I go to art fairs and shows every now and then, where I find myself admiring garden ornaments like totems and towers by ceramic artists. Alas, my budget, after plants, simply will not stretch to include original works of art. But wait! What about all of those odds and ends…lids to jars that have broken, saucers and/or pots with no mates, the wobbly pot that I threw in college (too weird to use, but too significant to throw away). I gathered a bunch of this detritus and began stacking it up. Perhaps not so oddly, since my taste tends to run to celadons and naturals, there were plenty of pieces that harmonized as if it were planned from the start.
Glue is always a stumbling block in projects of this kind. I had recently graduated from Gorilla glue to an industrial strength craft adhesive called E6000, so I proceeded with all confidence in its ability to hold things together. I gave my finished tower a couple of days to cure in my workroom before moving it outside. After a night in which we had a light freeze, the join where my wobbly, hand-thrown pot met with a smooth, commercial saucer gave way. I thought it was simply a result of the uneven surface, so silicone caulk was pressed into service to fill in and cushion that point of contact. Great! It held! Then all of the other glue joints began to fail. Richard found me some clear silicone caulk (the first one was white) and I went to work cleaning surfaces and reassembling the whole thing using the new method. At this writing, the tower/totem is standing up to the job. You see it here, placed among cardoons and Stachys ‘Helon von Styne’ , which echo the tones in the ceramics perfectly (as does the dirt…oh,well…).

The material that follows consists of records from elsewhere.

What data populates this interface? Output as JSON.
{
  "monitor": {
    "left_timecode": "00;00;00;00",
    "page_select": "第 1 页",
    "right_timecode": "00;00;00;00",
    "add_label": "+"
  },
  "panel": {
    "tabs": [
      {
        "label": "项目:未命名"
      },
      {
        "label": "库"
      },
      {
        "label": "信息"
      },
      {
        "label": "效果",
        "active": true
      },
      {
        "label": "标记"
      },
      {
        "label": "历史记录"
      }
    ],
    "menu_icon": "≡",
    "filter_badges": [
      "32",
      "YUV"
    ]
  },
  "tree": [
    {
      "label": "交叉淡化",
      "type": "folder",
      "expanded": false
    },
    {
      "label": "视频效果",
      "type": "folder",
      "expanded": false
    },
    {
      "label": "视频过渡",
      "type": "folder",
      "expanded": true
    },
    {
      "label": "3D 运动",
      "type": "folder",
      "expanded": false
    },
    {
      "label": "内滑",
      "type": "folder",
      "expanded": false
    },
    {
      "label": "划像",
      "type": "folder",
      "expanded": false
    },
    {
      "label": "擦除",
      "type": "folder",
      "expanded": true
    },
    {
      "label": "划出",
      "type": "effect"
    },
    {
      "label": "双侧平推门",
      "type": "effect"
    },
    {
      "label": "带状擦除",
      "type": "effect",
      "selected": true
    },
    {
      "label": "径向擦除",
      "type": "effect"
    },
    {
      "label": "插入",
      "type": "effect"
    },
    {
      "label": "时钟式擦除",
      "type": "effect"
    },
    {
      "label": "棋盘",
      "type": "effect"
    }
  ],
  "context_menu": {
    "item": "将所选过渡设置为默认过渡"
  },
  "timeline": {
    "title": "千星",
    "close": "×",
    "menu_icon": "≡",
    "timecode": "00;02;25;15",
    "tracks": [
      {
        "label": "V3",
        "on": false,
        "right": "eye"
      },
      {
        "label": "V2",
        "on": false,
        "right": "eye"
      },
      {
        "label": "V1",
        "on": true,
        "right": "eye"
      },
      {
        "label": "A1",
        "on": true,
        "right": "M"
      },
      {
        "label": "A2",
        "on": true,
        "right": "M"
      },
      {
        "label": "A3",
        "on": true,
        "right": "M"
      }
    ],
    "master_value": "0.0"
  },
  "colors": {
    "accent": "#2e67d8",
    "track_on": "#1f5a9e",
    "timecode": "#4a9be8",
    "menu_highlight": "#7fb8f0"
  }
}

The cardoons were raised from seed from HPSO, and fill me with a mother’s pride. When I went out there to place my tower, you can imagine my consternation when I found that one of my lovely cardoons had been sucked down into the ground by whatever creature has been excavating tunnels around our grounds. Only a few wilty leaves and a deep hole about 4 inches in diameter testified to the crime. We have moles aplenty, which I do not mind, but this is another kettle of critter. Are there gophers in these parts? Any thoughts, fellow sufferers, will be greatly appreciated.